Van der Niet et al. identify four key factors in their paper. First you need to show that pollinators are selecting which plants get fertilised and which don’t. Next you need to show that this selection has consequences for floral traits. After this you’d need to look at the geographical context. What is it that causes you to find a certain plant here but not there? Finally, you’ll want to show that the pollinators are helping isolate populations so the differences between plant populations don’t spread back through the parent population.
Breaking down the problem really helps, because it means we can move from a general idea to some testable hypotheses. This is what the viewpoint paper does and each step is peppered with citations showing how each one of them can be tested with evidence. In the case of pollinator selection it’s possible to do direct experiments.
One of the most important factors in experimenting is that you also have to accept you may be wrong about something. In the conclusions Van der Niet et al. say the Grant-Stebbins model does a good job of explaining speciation, but there are some non-pollinator factors involved too. Strangely I think this is actually an excellent result for the model.
A model that explains everything risks being a just-so story. The fact it breaks down in places shows that scientists aren’t simply recording what they expect to see. However, the model breaking down doesn’t make it useless. The fact that it usually works means that when it does fail, it is pointing out that something really interesting and unexpected is going on. This is one of the most useful things a scientific model can do, take a lot of different observations and help you sort out what results are excitingly weird.

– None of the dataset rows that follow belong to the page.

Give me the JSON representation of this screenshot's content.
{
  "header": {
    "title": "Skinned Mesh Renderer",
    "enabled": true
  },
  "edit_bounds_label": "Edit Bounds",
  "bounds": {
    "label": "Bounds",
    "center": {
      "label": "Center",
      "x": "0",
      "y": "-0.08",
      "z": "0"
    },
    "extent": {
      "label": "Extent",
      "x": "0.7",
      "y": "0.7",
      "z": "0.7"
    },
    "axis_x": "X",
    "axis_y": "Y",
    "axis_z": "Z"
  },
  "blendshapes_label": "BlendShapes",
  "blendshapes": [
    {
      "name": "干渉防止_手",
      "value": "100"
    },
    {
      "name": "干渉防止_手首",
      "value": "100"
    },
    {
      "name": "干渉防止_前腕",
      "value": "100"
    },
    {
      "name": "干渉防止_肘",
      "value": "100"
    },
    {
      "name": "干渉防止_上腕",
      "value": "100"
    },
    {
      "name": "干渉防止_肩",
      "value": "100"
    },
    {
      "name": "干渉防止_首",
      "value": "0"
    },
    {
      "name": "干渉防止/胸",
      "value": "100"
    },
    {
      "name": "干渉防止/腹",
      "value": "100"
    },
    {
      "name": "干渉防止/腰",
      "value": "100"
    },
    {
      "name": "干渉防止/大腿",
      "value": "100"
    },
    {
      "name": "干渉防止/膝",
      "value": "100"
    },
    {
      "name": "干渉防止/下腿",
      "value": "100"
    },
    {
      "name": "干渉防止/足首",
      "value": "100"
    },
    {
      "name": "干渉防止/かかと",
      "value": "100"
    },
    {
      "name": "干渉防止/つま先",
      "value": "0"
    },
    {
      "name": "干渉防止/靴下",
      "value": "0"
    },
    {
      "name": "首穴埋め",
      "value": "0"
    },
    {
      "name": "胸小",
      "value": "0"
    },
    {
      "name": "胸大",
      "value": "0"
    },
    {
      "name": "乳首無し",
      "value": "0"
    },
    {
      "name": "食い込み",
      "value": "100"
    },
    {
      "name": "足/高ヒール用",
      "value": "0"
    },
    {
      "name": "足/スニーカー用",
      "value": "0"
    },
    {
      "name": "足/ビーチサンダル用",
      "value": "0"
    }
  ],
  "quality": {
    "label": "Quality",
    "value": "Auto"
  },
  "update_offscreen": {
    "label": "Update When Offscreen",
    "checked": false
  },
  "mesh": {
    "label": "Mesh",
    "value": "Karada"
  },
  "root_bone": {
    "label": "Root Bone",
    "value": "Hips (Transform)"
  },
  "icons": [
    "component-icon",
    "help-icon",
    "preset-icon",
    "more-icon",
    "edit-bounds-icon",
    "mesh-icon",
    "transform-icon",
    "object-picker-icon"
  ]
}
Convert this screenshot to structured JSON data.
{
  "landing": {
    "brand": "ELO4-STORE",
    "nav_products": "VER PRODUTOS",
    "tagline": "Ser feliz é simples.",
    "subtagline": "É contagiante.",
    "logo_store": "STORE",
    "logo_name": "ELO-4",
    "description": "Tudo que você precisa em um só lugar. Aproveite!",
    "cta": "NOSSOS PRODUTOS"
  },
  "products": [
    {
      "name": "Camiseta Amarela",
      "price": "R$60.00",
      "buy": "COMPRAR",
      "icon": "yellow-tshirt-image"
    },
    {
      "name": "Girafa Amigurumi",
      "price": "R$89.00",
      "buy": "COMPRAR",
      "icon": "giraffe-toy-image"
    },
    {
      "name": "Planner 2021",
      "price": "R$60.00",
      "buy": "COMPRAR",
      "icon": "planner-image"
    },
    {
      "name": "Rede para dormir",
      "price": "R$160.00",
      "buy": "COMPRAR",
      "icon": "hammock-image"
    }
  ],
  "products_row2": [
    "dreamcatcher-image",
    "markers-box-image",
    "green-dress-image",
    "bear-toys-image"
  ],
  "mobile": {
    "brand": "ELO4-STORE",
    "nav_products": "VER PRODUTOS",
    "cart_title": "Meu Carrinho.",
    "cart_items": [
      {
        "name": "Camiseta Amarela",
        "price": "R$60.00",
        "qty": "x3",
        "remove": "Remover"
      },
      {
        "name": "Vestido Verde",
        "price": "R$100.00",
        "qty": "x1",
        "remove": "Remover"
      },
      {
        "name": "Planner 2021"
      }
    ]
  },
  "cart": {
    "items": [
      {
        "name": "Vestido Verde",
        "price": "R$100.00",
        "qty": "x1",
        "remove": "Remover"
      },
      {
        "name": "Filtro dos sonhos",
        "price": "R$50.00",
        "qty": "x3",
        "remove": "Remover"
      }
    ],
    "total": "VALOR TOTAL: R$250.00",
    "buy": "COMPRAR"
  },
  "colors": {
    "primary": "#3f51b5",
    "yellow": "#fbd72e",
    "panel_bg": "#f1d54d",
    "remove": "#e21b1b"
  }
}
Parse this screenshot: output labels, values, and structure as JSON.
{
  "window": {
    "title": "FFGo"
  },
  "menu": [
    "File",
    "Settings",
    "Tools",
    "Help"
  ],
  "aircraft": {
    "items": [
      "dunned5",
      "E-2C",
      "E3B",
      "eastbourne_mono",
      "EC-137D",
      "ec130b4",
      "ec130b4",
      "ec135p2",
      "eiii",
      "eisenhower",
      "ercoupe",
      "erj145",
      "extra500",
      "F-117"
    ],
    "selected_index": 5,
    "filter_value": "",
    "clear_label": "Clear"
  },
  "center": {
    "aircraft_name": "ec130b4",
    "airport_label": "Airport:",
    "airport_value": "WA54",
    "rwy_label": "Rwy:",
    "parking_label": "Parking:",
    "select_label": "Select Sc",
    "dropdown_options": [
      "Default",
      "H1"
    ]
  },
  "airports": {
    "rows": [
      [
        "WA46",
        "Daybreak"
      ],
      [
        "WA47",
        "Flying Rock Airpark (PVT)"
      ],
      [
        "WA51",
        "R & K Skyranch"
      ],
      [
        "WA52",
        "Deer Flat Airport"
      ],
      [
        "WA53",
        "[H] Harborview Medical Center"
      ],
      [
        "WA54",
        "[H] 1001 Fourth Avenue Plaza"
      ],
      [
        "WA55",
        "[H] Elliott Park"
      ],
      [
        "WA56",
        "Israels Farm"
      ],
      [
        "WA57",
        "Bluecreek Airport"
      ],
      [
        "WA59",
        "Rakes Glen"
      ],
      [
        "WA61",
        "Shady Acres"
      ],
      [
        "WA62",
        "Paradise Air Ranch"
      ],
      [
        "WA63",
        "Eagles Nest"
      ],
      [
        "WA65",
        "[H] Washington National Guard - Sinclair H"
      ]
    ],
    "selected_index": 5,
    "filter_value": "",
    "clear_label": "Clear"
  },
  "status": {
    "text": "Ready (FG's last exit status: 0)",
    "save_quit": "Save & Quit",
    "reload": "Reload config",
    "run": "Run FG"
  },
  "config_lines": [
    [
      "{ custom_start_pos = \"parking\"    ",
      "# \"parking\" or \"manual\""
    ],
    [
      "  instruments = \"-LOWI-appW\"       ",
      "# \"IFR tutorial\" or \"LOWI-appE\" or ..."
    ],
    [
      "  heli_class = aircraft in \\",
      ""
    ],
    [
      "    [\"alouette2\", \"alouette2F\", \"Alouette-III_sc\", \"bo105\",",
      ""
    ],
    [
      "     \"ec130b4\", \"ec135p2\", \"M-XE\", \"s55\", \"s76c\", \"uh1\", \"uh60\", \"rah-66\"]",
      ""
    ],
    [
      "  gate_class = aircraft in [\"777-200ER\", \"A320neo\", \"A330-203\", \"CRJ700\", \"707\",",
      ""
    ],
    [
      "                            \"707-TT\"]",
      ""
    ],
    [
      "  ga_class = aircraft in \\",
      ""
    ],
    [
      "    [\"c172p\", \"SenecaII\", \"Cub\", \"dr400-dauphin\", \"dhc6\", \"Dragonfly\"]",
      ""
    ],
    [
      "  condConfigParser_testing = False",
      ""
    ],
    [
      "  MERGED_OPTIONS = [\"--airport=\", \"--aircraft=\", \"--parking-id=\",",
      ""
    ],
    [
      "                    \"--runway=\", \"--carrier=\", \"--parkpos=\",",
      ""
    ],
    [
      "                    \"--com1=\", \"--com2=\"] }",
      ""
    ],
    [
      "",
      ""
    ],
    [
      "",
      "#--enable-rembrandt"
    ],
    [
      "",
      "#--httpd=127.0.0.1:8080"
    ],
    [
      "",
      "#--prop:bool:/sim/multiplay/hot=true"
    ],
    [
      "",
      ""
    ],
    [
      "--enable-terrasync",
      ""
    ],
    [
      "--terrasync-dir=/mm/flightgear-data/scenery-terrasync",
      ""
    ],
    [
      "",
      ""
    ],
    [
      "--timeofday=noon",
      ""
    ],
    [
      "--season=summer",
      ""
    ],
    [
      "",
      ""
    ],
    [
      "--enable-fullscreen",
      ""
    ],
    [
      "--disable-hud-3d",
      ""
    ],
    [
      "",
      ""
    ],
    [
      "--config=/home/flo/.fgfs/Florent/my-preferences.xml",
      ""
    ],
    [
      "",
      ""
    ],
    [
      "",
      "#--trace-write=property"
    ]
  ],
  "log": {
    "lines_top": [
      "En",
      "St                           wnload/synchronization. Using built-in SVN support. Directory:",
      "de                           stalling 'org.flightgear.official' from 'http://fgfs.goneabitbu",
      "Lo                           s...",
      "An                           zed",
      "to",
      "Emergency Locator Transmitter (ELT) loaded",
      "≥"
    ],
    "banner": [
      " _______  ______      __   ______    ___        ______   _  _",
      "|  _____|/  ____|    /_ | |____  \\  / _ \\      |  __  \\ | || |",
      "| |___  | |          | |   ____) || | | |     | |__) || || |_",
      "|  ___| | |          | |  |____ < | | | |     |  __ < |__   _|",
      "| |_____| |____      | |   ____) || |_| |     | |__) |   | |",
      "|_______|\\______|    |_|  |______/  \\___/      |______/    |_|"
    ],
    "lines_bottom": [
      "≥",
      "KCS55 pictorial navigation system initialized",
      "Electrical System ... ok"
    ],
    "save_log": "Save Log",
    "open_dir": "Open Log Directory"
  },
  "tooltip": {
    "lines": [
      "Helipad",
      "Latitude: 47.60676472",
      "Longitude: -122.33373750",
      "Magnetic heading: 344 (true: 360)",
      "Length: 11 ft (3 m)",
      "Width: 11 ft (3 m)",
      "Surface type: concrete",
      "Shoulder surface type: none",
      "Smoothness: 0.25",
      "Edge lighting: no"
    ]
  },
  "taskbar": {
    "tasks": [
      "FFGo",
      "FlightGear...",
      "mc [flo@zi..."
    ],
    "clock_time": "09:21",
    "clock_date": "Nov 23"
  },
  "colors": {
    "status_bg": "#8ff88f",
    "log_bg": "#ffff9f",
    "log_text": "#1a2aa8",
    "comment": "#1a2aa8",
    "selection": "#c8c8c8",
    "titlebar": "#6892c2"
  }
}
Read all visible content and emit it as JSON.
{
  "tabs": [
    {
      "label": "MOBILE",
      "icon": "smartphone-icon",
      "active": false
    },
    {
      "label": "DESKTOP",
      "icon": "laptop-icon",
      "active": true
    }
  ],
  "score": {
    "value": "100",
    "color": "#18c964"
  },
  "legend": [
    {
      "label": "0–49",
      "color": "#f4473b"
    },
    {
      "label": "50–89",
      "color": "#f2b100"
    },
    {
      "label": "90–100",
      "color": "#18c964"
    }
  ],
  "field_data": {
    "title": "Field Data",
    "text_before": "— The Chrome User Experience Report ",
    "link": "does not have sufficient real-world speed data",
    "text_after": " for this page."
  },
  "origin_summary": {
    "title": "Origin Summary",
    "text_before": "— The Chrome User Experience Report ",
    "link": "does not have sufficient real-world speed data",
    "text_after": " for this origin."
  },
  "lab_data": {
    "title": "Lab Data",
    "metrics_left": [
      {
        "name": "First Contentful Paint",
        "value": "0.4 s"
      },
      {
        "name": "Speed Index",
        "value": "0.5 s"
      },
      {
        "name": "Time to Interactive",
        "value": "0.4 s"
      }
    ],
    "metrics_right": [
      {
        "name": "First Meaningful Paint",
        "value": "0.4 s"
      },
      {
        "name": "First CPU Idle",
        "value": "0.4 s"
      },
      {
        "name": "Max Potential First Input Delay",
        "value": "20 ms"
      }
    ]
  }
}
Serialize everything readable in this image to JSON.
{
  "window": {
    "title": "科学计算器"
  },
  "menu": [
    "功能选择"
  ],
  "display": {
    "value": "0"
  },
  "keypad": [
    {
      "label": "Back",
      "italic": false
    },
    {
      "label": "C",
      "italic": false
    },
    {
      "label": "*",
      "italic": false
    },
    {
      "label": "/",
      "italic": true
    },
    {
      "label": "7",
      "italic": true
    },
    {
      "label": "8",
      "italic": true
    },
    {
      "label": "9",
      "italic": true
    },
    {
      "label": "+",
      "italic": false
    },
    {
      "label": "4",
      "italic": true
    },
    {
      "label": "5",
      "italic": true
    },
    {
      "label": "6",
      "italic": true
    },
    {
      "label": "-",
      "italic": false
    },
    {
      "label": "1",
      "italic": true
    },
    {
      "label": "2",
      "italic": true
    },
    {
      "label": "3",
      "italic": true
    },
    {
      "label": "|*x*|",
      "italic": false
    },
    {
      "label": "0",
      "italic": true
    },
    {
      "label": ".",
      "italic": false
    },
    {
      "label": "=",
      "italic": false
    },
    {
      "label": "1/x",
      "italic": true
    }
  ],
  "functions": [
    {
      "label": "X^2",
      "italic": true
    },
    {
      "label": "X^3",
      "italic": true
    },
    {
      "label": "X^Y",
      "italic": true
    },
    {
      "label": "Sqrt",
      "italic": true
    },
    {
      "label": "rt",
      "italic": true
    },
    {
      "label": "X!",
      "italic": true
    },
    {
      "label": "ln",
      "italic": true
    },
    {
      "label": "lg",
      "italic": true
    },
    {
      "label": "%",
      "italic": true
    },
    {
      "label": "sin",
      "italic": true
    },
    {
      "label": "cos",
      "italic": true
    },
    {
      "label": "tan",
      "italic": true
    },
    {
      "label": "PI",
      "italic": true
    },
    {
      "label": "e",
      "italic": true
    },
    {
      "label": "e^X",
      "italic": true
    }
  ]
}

You can pick up the viewpoint paper that introduces the pollinator-driven speciation issue from the Annals of Botany.